**SOURCE MATERIAL**
****************************************
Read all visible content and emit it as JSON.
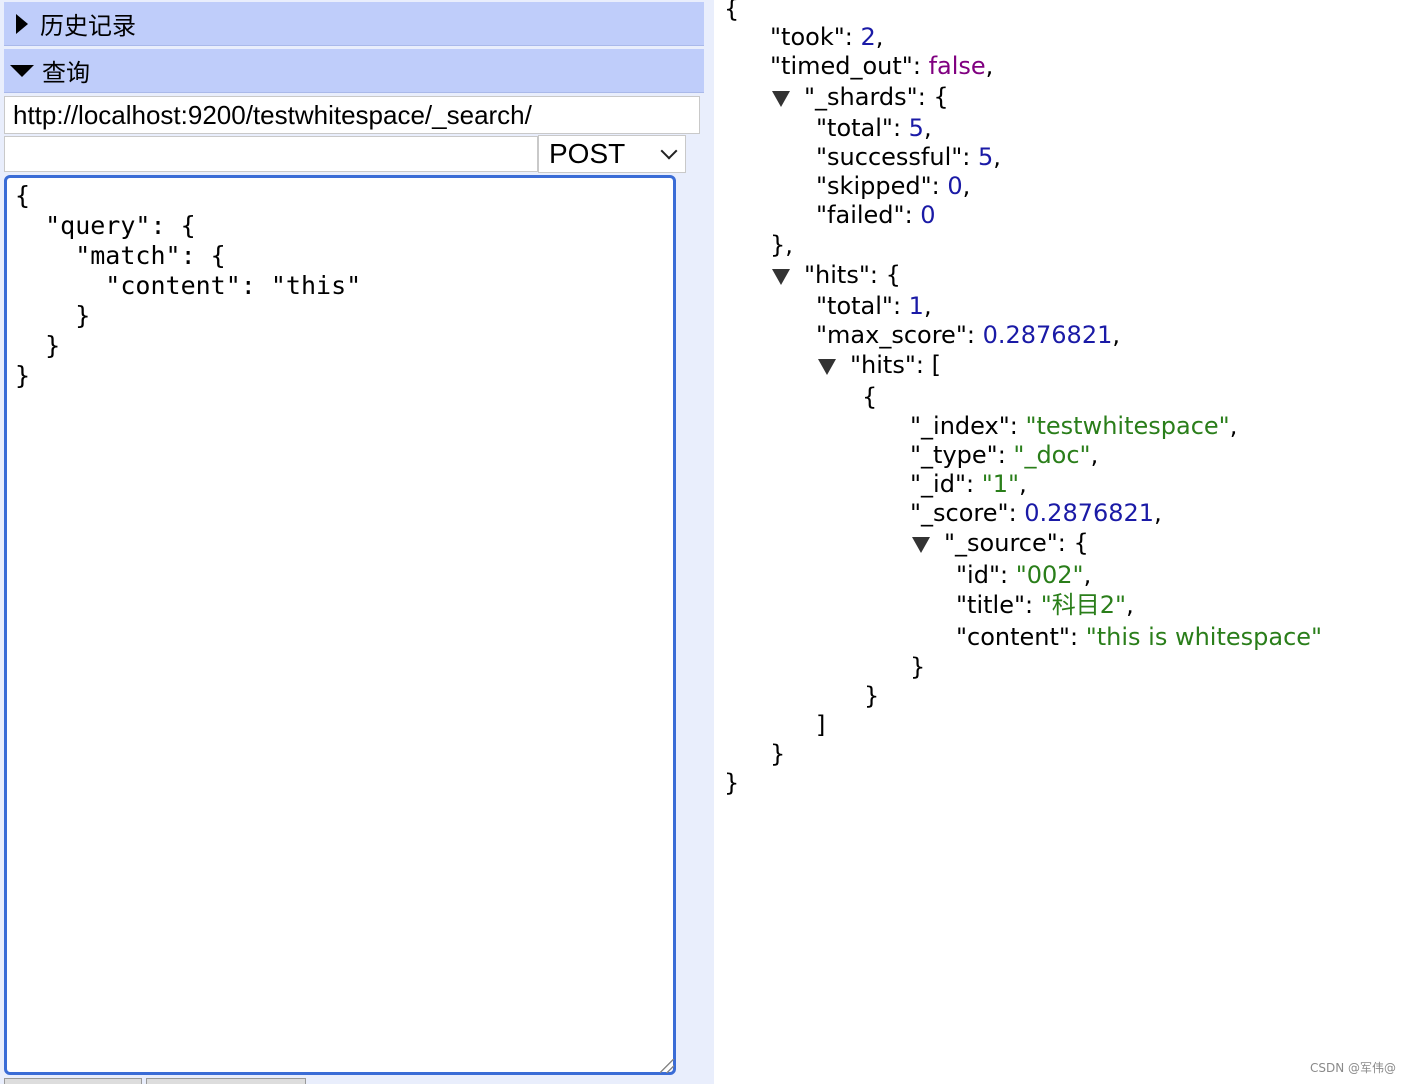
{
  "sections": {
    "history_title": "历史记录",
    "query_title": "查询"
  },
  "request": {
    "url": "http://localhost:9200/testwhitespace/_search/",
    "path": "",
    "method": "POST"
  },
  "body_text": "{\n  \"query\": {\n    \"match\": {\n      \"content\": \"this\"\n    }\n  }\n}",
  "response": {
    "took_key": "\"took\"",
    "took": "2",
    "timed_out_key": "\"timed_out\"",
    "timed_out": "false",
    "shards_key": "\"_shards\"",
    "shards_total": "5",
    "shards_successful": "5",
    "shards_skipped": "0",
    "shards_failed": "0",
    "hits_key": "\"hits\"",
    "hits_total": "1",
    "max_score": "0.2876821",
    "hit": {
      "index": "\"testwhitespace\"",
      "type": "\"_doc\"",
      "id": "\"1\"",
      "score": "0.2876821",
      "source": {
        "id": "\"002\"",
        "title": "\"科目2\"",
        "content": "\"this is whitespace\""
      }
    }
  },
  "footer": {
    "credit": "CSDN @军伟@"
  }
}
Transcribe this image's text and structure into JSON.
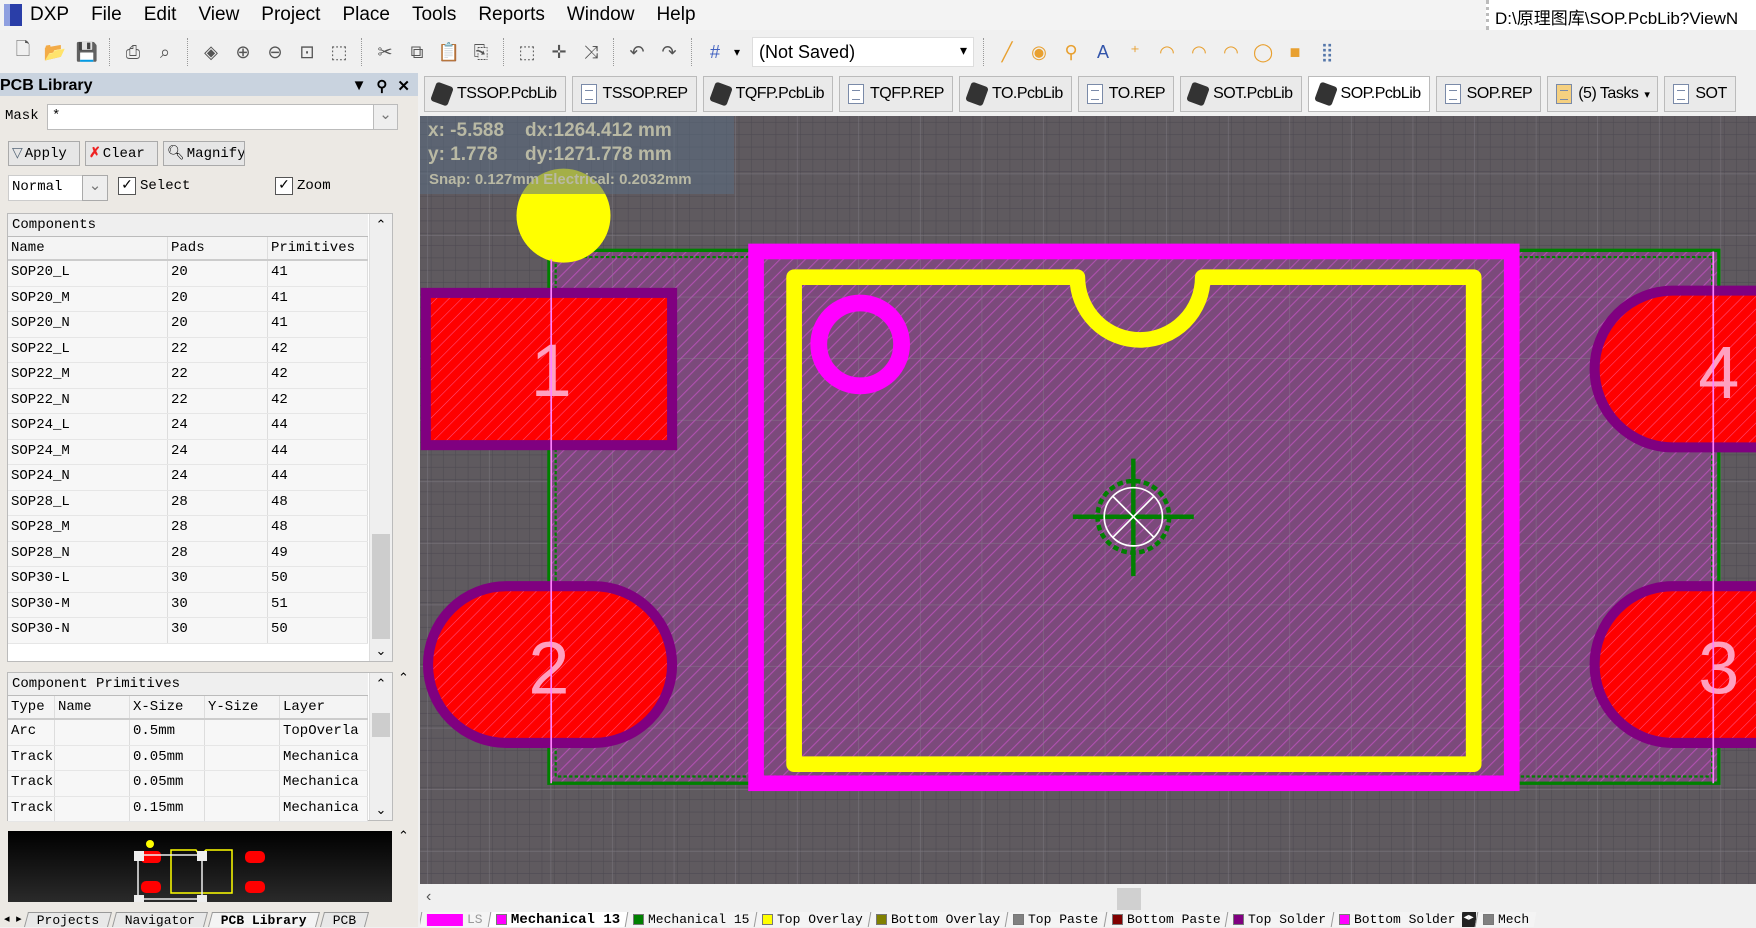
{
  "app": {
    "menu": [
      "DXP",
      "File",
      "Edit",
      "View",
      "Project",
      "Place",
      "Tools",
      "Reports",
      "Window",
      "Help"
    ],
    "title_path": "D:\\原理图库\\SOP.PcbLib?ViewN"
  },
  "toolbar": {
    "icons": [
      "new-icon",
      "open-icon",
      "save-icon",
      "print-icon",
      "print-preview-icon",
      "3d-view-icon",
      "zoom-in-icon",
      "zoom-out-icon",
      "zoom-fit-icon",
      "zoom-selected-icon",
      "cut-icon",
      "copy-icon",
      "paste-icon",
      "rubber-stamp-icon",
      "select-area-icon",
      "move-icon",
      "deselect-icon",
      "undo-icon",
      "redo-icon",
      "grid-icon"
    ],
    "view_config": "(Not Saved)",
    "place_icons": [
      "place-line-icon",
      "place-pad-icon",
      "place-via-icon",
      "place-string-icon",
      "place-coordinate-icon",
      "arc-center-icon",
      "arc-edge-icon",
      "arc-any-icon",
      "full-circle-icon",
      "fill-icon",
      "array-paste-icon"
    ]
  },
  "panel": {
    "title": "PCB Library",
    "mask_label": "Mask",
    "mask_value": "*",
    "apply": "Apply",
    "clear": "Clear",
    "magnify": "Magnify",
    "mode": "Normal",
    "select_label": "Select",
    "select_checked": true,
    "zoom_label": "Zoom",
    "zoom_checked": true,
    "components": {
      "title": "Components",
      "columns": [
        "Name",
        "Pads",
        "Primitives"
      ],
      "rows": [
        [
          "SOP20_L",
          "20",
          "41"
        ],
        [
          "SOP20_M",
          "20",
          "41"
        ],
        [
          "SOP20_N",
          "20",
          "41"
        ],
        [
          "SOP22_L",
          "22",
          "42"
        ],
        [
          "SOP22_M",
          "22",
          "42"
        ],
        [
          "SOP22_N",
          "22",
          "42"
        ],
        [
          "SOP24_L",
          "24",
          "44"
        ],
        [
          "SOP24_M",
          "24",
          "44"
        ],
        [
          "SOP24_N",
          "24",
          "44"
        ],
        [
          "SOP28_L",
          "28",
          "48"
        ],
        [
          "SOP28_M",
          "28",
          "48"
        ],
        [
          "SOP28_N",
          "28",
          "49"
        ],
        [
          "SOP30-L",
          "30",
          "50"
        ],
        [
          "SOP30-M",
          "30",
          "51"
        ],
        [
          "SOP30-N",
          "30",
          "50"
        ]
      ]
    },
    "primitives": {
      "title": "Component Primitives",
      "columns": [
        "Type",
        "Name",
        "X-Size",
        "Y-Size",
        "Layer"
      ],
      "rows": [
        [
          "Arc",
          "",
          "0.5mm",
          "",
          "TopOverla"
        ],
        [
          "Track",
          "",
          "0.05mm",
          "",
          "Mechanica"
        ],
        [
          "Track",
          "",
          "0.05mm",
          "",
          "Mechanica"
        ],
        [
          "Track",
          "",
          "0.15mm",
          "",
          "Mechanica"
        ]
      ]
    },
    "bottom_tabs": [
      "Projects",
      "Navigator",
      "PCB Library",
      "PCB"
    ],
    "active_bottom_tab": "PCB Library"
  },
  "doc_tabs": [
    {
      "label": "TSSOP.PcbLib",
      "icon": "pcblib-icon"
    },
    {
      "label": "TSSOP.REP",
      "icon": "document-icon"
    },
    {
      "label": "TQFP.PcbLib",
      "icon": "pcblib-icon"
    },
    {
      "label": "TQFP.REP",
      "icon": "document-icon"
    },
    {
      "label": "TO.PcbLib",
      "icon": "pcblib-icon"
    },
    {
      "label": "TO.REP",
      "icon": "document-icon"
    },
    {
      "label": "SOT.PcbLib",
      "icon": "pcblib-icon"
    },
    {
      "label": "SOP.PcbLib",
      "icon": "pcblib-icon",
      "active": true
    },
    {
      "label": "SOP.REP",
      "icon": "document-icon"
    },
    {
      "label": "(5) Tasks",
      "icon": "tasks-icon"
    },
    {
      "label": "SOT",
      "icon": "document-icon"
    }
  ],
  "readout": {
    "x": "x: -5.588",
    "dx": "dx:1264.412 mm",
    "y": "y:  1.778",
    "dy": "dy:1271.778 mm",
    "snap": "Snap: 0.127mm Electrical: 0.2032mm"
  },
  "pads": [
    "1",
    "2",
    "3",
    "4"
  ],
  "layers": {
    "current_swatch": "LS",
    "tabs": [
      {
        "label": "Mechanical 13",
        "color": "#ff00ff",
        "active": true
      },
      {
        "label": "Mechanical 15",
        "color": "#008000"
      },
      {
        "label": "Top Overlay",
        "color": "#ffff00"
      },
      {
        "label": "Bottom Overlay",
        "color": "#808000"
      },
      {
        "label": "Top Paste",
        "color": "#808080"
      },
      {
        "label": "Bottom Paste",
        "color": "#800000"
      },
      {
        "label": "Top Solder",
        "color": "#800080"
      },
      {
        "label": "Bottom Solder",
        "color": "#ff00ff"
      },
      {
        "label": "Mech",
        "color": "#808080"
      }
    ]
  },
  "colors": {
    "pad": "#ff0000",
    "solder": "#800080",
    "overlay": "#ffff00",
    "mech13": "#ff00ff",
    "mech15": "#008000",
    "canvas": "#5f5a5f"
  }
}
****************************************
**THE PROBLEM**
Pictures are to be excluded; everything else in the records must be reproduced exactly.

**ANSWER BOX**
Read all visible content and emit it as JSON.
{
  "sections": {
    "history_title": "历史记录",
    "query_title": "查询"
  },
  "request": {
    "url": "http://localhost:9200/testwhitespace/_search/",
    "path": "",
    "method": "POST"
  },
  "body_text": "{\n  \"query\": {\n    \"match\": {\n      \"content\": \"this\"\n    }\n  }\n}",
  "response": {
    "took_key": "\"took\"",
    "took": "2",
    "timed_out_key": "\"timed_out\"",
    "timed_out": "false",
    "shards_key": "\"_shards\"",
    "shards_total": "5",
    "shards_successful": "5",
    "shards_skipped": "0",
    "shards_failed": "0",
    "hits_key": "\"hits\"",
    "hits_total": "1",
    "max_score": "0.2876821",
    "hit": {
      "index": "\"testwhitespace\"",
      "type": "\"_doc\"",
      "id": "\"1\"",
      "score": "0.2876821",
      "source": {
        "id": "\"002\"",
        "title": "\"科目2\"",
        "content": "\"this is whitespace\""
      }
    }
  },
  "footer": {
    "credit": "CSDN @军伟@"
  }
}
Transcribe this image's text and structure into JSON.
{
  "app": {
    "menu": [
      "DXP",
      "File",
      "Edit",
      "View",
      "Project",
      "Place",
      "Tools",
      "Reports",
      "Window",
      "Help"
    ],
    "title_path": "D:\\原理图库\\SOP.PcbLib?ViewN"
  },
  "toolbar": {
    "icons": [
      "new-icon",
      "open-icon",
      "save-icon",
      "print-icon",
      "print-preview-icon",
      "3d-view-icon",
      "zoom-in-icon",
      "zoom-out-icon",
      "zoom-fit-icon",
      "zoom-selected-icon",
      "cut-icon",
      "copy-icon",
      "paste-icon",
      "rubber-stamp-icon",
      "select-area-icon",
      "move-icon",
      "deselect-icon",
      "undo-icon",
      "redo-icon",
      "grid-icon"
    ],
    "view_config": "(Not Saved)",
    "place_icons": [
      "place-line-icon",
      "place-pad-icon",
      "place-via-icon",
      "place-string-icon",
      "place-coordinate-icon",
      "arc-center-icon",
      "arc-edge-icon",
      "arc-any-icon",
      "full-circle-icon",
      "fill-icon",
      "array-paste-icon"
    ]
  },
  "panel": {
    "title": "PCB Library",
    "mask_label": "Mask",
    "mask_value": "*",
    "apply": "Apply",
    "clear": "Clear",
    "magnify": "Magnify",
    "mode": "Normal",
    "select_label": "Select",
    "select_checked": true,
    "zoom_label": "Zoom",
    "zoom_checked": true,
    "components": {
      "title": "Components",
      "columns": [
        "Name",
        "Pads",
        "Primitives"
      ],
      "rows": [
        [
          "SOP20_L",
          "20",
          "41"
        ],
        [
          "SOP20_M",
          "20",
          "41"
        ],
        [
          "SOP20_N",
          "20",
          "41"
        ],
        [
          "SOP22_L",
          "22",
          "42"
        ],
        [
          "SOP22_M",
          "22",
          "42"
        ],
        [
          "SOP22_N",
          "22",
          "42"
        ],
        [
          "SOP24_L",
          "24",
          "44"
        ],
        [
          "SOP24_M",
          "24",
          "44"
        ],
        [
          "SOP24_N",
          "24",
          "44"
        ],
        [
          "SOP28_L",
          "28",
          "48"
        ],
        [
          "SOP28_M",
          "28",
          "48"
        ],
        [
          "SOP28_N",
          "28",
          "49"
        ],
        [
          "SOP30-L",
          "30",
          "50"
        ],
        [
          "SOP30-M",
          "30",
          "51"
        ],
        [
          "SOP30-N",
          "30",
          "50"
        ]
      ]
    },
    "primitives": {
      "title": "Component Primitives",
      "columns": [
        "Type",
        "Name",
        "X-Size",
        "Y-Size",
        "Layer"
      ],
      "rows": [
        [
          "Arc",
          "",
          "0.5mm",
          "",
          "TopOverla"
        ],
        [
          "Track",
          "",
          "0.05mm",
          "",
          "Mechanica"
        ],
        [
          "Track",
          "",
          "0.05mm",
          "",
          "Mechanica"
        ],
        [
          "Track",
          "",
          "0.15mm",
          "",
          "Mechanica"
        ]
      ]
    },
    "bottom_tabs": [
      "Projects",
      "Navigator",
      "PCB Library",
      "PCB"
    ],
    "active_bottom_tab": "PCB Library"
  },
  "doc_tabs": [
    {
      "label": "TSSOP.PcbLib",
      "icon": "pcblib-icon"
    },
    {
      "label": "TSSOP.REP",
      "icon": "document-icon"
    },
    {
      "label": "TQFP.PcbLib",
      "icon": "pcblib-icon"
    },
    {
      "label": "TQFP.REP",
      "icon": "document-icon"
    },
    {
      "label": "TO.PcbLib",
      "icon": "pcblib-icon"
    },
    {
      "label": "TO.REP",
      "icon": "document-icon"
    },
    {
      "label": "SOT.PcbLib",
      "icon": "pcblib-icon"
    },
    {
      "label": "SOP.PcbLib",
      "icon": "pcblib-icon",
      "active": true
    },
    {
      "label": "SOP.REP",
      "icon": "document-icon"
    },
    {
      "label": "(5) Tasks",
      "icon": "tasks-icon"
    },
    {
      "label": "SOT",
      "icon": "document-icon"
    }
  ],
  "readout": {
    "x": "x: -5.588",
    "dx": "dx:1264.412 mm",
    "y": "y:  1.778",
    "dy": "dy:1271.778 mm",
    "snap": "Snap: 0.127mm Electrical: 0.2032mm"
  },
  "pads": [
    "1",
    "2",
    "3",
    "4"
  ],
  "layers": {
    "current_swatch": "LS",
    "tabs": [
      {
        "label": "Mechanical 13",
        "color": "#ff00ff",
        "active": true
      },
      {
        "label": "Mechanical 15",
        "color": "#008000"
      },
      {
        "label": "Top Overlay",
        "color": "#ffff00"
      },
      {
        "label": "Bottom Overlay",
        "color": "#808000"
      },
      {
        "label": "Top Paste",
        "color": "#808080"
      },
      {
        "label": "Bottom Paste",
        "color": "#800000"
      },
      {
        "label": "Top Solder",
        "color": "#800080"
      },
      {
        "label": "Bottom Solder",
        "color": "#ff00ff"
      },
      {
        "label": "Mech",
        "color": "#808080"
      }
    ]
  },
  "colors": {
    "pad": "#ff0000",
    "solder": "#800080",
    "overlay": "#ffff00",
    "mech13": "#ff00ff",
    "mech15": "#008000",
    "canvas": "#5f5a5f"
  }
}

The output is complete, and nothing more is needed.